Work required
Reproduce the whole of the data exactly.
#### Supplied material ####
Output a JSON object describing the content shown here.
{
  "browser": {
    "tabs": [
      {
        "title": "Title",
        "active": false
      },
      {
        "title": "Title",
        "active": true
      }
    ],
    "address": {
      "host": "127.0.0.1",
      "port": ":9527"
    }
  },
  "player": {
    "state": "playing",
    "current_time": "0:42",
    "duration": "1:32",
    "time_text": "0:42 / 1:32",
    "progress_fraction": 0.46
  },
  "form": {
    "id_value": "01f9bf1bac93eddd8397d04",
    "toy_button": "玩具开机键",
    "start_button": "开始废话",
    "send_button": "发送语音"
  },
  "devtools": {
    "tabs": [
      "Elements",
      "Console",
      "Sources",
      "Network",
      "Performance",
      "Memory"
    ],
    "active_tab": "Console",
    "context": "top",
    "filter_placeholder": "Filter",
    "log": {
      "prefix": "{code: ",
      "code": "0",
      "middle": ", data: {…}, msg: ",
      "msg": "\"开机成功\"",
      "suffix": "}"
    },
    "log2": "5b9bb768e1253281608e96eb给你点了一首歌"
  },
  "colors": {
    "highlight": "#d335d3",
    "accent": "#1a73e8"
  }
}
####
Task output
Output a JSON object describing the content shown here.
{
  "browser": {
    "tabs": [
      {
        "title": "Title",
        "active": false
      },
      {
        "title": "Title",
        "active": true
      }
    ],
    "address": {
      "host": "127.0.0.1",
      "port": ":9527"
    }
  },
  "player": {
    "state": "playing",
    "current_time": "0:42",
    "duration": "1:32",
    "time_text": "0:42 / 1:32",
    "progress_fraction": 0.46
  },
  "form": {
    "id_value": "01f9bf1bac93eddd8397d04",
    "toy_button": "玩具开机键",
    "start_button": "开始废话",
    "send_button": "发送语音"
  },
  "devtools": {
    "tabs": [
      "Elements",
      "Console",
      "Sources",
      "Network",
      "Performance",
      "Memory"
    ],
    "active_tab": "Console",
    "context": "top",
    "filter_placeholder": "Filter",
    "log": {
      "prefix": "{code: ",
      "code": "0",
      "middle": ", data: {…}, msg: ",
      "msg": "\"开机成功\"",
      "suffix": "}"
    },
    "log2": "5b9bb768e1253281608e96eb给你点了一首歌"
  },
  "colors": {
    "highlight": "#d335d3",
    "accent": "#1a73e8"
  }
}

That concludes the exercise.